[[ Data to process open ]]

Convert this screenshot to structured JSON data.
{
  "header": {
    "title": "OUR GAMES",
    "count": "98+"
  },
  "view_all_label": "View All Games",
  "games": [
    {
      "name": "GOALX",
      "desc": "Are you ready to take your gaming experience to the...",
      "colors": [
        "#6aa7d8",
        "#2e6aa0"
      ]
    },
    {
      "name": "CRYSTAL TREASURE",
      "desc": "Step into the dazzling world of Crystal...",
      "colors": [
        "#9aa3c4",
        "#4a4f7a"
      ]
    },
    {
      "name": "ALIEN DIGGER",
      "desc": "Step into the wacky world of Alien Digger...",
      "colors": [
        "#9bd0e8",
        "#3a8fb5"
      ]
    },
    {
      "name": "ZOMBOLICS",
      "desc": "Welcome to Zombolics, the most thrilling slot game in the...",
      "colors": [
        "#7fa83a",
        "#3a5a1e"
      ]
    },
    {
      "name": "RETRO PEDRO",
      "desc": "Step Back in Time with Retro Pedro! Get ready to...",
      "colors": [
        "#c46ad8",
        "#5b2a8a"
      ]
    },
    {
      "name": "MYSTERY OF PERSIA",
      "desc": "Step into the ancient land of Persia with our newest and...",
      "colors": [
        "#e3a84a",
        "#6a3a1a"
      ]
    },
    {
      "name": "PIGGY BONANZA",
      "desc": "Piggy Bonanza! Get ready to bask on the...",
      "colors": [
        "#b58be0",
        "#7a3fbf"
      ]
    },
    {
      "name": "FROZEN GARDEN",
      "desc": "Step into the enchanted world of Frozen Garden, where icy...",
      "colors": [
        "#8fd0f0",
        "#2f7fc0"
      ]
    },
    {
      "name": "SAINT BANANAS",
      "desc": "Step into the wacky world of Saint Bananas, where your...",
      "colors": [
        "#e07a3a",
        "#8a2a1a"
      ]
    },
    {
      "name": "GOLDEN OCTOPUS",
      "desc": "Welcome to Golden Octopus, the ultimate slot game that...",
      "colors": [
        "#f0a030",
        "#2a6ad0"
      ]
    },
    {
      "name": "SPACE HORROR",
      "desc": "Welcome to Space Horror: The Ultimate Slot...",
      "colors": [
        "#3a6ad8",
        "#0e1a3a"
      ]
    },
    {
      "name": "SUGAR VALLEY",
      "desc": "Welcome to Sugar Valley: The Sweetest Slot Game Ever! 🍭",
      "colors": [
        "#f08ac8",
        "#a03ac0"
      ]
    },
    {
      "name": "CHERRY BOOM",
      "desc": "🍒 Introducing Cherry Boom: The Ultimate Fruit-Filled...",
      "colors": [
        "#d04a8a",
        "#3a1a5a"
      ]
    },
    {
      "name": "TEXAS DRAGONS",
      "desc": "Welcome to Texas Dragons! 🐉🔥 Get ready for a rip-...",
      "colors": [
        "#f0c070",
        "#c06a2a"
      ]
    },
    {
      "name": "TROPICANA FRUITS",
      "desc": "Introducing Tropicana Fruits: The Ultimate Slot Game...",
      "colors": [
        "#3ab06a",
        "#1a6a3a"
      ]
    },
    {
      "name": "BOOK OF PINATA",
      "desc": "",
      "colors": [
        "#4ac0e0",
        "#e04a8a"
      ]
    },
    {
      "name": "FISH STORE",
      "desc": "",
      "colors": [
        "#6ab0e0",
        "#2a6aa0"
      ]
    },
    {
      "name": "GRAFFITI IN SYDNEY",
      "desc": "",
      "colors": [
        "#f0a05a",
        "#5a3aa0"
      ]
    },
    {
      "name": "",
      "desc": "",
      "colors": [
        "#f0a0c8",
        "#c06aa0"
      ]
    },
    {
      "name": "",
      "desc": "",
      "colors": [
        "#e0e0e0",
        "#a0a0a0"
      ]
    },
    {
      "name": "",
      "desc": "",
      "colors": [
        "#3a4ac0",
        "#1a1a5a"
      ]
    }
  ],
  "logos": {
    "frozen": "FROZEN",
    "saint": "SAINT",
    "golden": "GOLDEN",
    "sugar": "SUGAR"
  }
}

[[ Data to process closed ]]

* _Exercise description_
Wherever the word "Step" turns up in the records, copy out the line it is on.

* _Answer section_
      "desc": "Step into the dazzling world of Crystal...",
      "desc": "Step into the wacky world of Alien Digger...",
      "desc": "Step Back in Time with Retro Pedro! Get ready to...",
      "desc": "Step into the ancient land of Persia with our newest and...",
      "desc": "Step into the enchanted world of Frozen Garden, where icy...",
      "desc": "Step into the wacky world of Saint Bananas, where your...",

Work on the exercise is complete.